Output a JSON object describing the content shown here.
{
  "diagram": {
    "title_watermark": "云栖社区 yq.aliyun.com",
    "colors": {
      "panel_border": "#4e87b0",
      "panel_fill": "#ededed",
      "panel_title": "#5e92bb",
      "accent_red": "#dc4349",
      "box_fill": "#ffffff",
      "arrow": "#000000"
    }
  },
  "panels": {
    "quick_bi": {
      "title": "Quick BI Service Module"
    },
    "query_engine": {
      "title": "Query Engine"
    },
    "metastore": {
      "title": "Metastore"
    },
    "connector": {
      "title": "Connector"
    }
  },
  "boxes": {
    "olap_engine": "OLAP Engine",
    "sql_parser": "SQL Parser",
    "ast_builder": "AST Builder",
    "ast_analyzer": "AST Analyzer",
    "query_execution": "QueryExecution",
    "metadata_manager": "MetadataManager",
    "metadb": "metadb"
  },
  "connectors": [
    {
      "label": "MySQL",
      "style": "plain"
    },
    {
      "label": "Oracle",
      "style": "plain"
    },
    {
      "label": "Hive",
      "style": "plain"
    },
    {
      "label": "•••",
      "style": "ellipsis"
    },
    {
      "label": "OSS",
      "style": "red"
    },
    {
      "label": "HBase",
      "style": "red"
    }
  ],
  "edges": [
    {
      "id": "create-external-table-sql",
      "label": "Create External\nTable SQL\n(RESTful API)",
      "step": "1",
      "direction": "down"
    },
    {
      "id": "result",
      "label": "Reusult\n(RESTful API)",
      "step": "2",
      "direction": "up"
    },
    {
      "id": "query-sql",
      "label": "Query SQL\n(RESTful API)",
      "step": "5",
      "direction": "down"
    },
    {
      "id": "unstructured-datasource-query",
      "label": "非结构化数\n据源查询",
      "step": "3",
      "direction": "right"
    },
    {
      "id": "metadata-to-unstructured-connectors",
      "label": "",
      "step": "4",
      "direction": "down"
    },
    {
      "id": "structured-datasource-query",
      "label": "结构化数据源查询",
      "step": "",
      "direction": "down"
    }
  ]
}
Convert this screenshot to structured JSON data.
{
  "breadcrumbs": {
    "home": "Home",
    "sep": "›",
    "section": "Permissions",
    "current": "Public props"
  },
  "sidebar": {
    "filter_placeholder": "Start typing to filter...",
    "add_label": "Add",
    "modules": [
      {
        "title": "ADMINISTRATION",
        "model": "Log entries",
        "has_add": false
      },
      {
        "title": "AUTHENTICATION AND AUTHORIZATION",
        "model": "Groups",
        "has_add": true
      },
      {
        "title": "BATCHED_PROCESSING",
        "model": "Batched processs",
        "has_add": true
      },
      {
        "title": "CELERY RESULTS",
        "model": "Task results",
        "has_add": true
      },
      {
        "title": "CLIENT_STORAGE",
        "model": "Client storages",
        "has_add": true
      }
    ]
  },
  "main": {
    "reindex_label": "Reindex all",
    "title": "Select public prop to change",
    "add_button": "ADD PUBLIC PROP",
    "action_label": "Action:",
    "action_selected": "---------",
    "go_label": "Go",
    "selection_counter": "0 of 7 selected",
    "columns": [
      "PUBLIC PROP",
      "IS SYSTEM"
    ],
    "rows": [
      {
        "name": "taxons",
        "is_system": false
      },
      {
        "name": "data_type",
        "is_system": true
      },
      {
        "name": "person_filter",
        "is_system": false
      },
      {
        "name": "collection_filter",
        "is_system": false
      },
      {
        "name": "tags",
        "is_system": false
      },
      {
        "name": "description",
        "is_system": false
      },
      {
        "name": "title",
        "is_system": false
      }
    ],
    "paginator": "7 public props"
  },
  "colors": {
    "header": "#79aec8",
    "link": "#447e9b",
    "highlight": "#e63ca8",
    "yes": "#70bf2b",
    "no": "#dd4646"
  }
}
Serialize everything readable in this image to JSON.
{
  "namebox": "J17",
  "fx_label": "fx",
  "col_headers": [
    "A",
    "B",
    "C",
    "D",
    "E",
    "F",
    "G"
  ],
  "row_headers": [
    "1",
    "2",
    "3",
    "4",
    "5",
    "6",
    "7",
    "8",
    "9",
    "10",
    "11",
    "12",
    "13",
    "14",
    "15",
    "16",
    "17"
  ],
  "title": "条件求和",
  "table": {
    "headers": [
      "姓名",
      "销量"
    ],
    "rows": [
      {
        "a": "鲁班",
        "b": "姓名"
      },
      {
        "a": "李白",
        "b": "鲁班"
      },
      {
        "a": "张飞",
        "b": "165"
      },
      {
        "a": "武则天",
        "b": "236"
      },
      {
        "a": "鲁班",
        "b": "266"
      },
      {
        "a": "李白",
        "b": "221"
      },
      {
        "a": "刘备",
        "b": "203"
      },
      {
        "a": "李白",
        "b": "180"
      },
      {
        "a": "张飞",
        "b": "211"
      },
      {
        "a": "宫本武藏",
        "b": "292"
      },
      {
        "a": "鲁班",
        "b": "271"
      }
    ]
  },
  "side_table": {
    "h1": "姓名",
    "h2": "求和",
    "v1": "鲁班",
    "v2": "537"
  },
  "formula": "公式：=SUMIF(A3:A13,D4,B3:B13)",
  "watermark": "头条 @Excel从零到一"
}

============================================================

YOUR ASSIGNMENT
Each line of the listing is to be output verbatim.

ANSWER SECTION
Output a JSON object describing the content shown here.
{
  "diagram": {
    "title_watermark": "云栖社区 yq.aliyun.com",
    "colors": {
      "panel_border": "#4e87b0",
      "panel_fill": "#ededed",
      "panel_title": "#5e92bb",
      "accent_red": "#dc4349",
      "box_fill": "#ffffff",
      "arrow": "#000000"
    }
  },
  "panels": {
    "quick_bi": {
      "title": "Quick BI Service Module"
    },
    "query_engine": {
      "title": "Query Engine"
    },
    "metastore": {
      "title": "Metastore"
    },
    "connector": {
      "title": "Connector"
    }
  },
  "boxes": {
    "olap_engine": "OLAP Engine",
    "sql_parser": "SQL Parser",
    "ast_builder": "AST Builder",
    "ast_analyzer": "AST Analyzer",
    "query_execution": "QueryExecution",
    "metadata_manager": "MetadataManager",
    "metadb": "metadb"
  },
  "connectors": [
    {
      "label": "MySQL",
      "style": "plain"
    },
    {
      "label": "Oracle",
      "style": "plain"
    },
    {
      "label": "Hive",
      "style": "plain"
    },
    {
      "label": "•••",
      "style": "ellipsis"
    },
    {
      "label": "OSS",
      "style": "red"
    },
    {
      "label": "HBase",
      "style": "red"
    }
  ],
  "edges": [
    {
      "id": "create-external-table-sql",
      "label": "Create External\nTable SQL\n(RESTful API)",
      "step": "1",
      "direction": "down"
    },
    {
      "id": "result",
      "label": "Reusult\n(RESTful API)",
      "step": "2",
      "direction": "up"
    },
    {
      "id": "query-sql",
      "label": "Query SQL\n(RESTful API)",
      "step": "5",
      "direction": "down"
    },
    {
      "id": "unstructured-datasource-query",
      "label": "非结构化数\n据源查询",
      "step": "3",
      "direction": "right"
    },
    {
      "id": "metadata-to-unstructured-connectors",
      "label": "",
      "step": "4",
      "direction": "down"
    },
    {
      "id": "structured-datasource-query",
      "label": "结构化数据源查询",
      "step": "",
      "direction": "down"
    }
  ]
}
Convert this screenshot to structured JSON data.
{
  "breadcrumbs": {
    "home": "Home",
    "sep": "›",
    "section": "Permissions",
    "current": "Public props"
  },
  "sidebar": {
    "filter_placeholder": "Start typing to filter...",
    "add_label": "Add",
    "modules": [
      {
        "title": "ADMINISTRATION",
        "model": "Log entries",
        "has_add": false
      },
      {
        "title": "AUTHENTICATION AND AUTHORIZATION",
        "model": "Groups",
        "has_add": true
      },
      {
        "title": "BATCHED_PROCESSING",
        "model": "Batched processs",
        "has_add": true
      },
      {
        "title": "CELERY RESULTS",
        "model": "Task results",
        "has_add": true
      },
      {
        "title": "CLIENT_STORAGE",
        "model": "Client storages",
        "has_add": true
      }
    ]
  },
  "main": {
    "reindex_label": "Reindex all",
    "title": "Select public prop to change",
    "add_button": "ADD PUBLIC PROP",
    "action_label": "Action:",
    "action_selected": "---------",
    "go_label": "Go",
    "selection_counter": "0 of 7 selected",
    "columns": [
      "PUBLIC PROP",
      "IS SYSTEM"
    ],
    "rows": [
      {
        "name": "taxons",
        "is_system": false
      },
      {
        "name": "data_type",
        "is_system": true
      },
      {
        "name": "person_filter",
        "is_system": false
      },
      {
        "name": "collection_filter",
        "is_system": false
      },
      {
        "name": "tags",
        "is_system": false
      },
      {
        "name": "description",
        "is_system": false
      },
      {
        "name": "title",
        "is_system": false
      }
    ],
    "paginator": "7 public props"
  },
  "colors": {
    "header": "#79aec8",
    "link": "#447e9b",
    "highlight": "#e63ca8",
    "yes": "#70bf2b",
    "no": "#dd4646"
  }
}
Serialize everything readable in this image to JSON.
{
  "namebox": "J17",
  "fx_label": "fx",
  "col_headers": [
    "A",
    "B",
    "C",
    "D",
    "E",
    "F",
    "G"
  ],
  "row_headers": [
    "1",
    "2",
    "3",
    "4",
    "5",
    "6",
    "7",
    "8",
    "9",
    "10",
    "11",
    "12",
    "13",
    "14",
    "15",
    "16",
    "17"
  ],
  "title": "条件求和",
  "table": {
    "headers": [
      "姓名",
      "销量"
    ],
    "rows": [
      {
        "a": "鲁班",
        "b": "姓名"
      },
      {
        "a": "李白",
        "b": "鲁班"
      },
      {
        "a": "张飞",
        "b": "165"
      },
      {
        "a": "武则天",
        "b": "236"
      },
      {
        "a": "鲁班",
        "b": "266"
      },
      {
        "a": "李白",
        "b": "221"
      },
      {
        "a": "刘备",
        "b": "203"
      },
      {
        "a": "李白",
        "b": "180"
      },
      {
        "a": "张飞",
        "b": "211"
      },
      {
        "a": "宫本武藏",
        "b": "292"
      },
      {
        "a": "鲁班",
        "b": "271"
      }
    ]
  },
  "side_table": {
    "h1": "姓名",
    "h2": "求和",
    "v1": "鲁班",
    "v2": "537"
  },
  "formula": "公式：=SUMIF(A3:A13,D4,B3:B13)",
  "watermark": "头条 @Excel从零到一"
}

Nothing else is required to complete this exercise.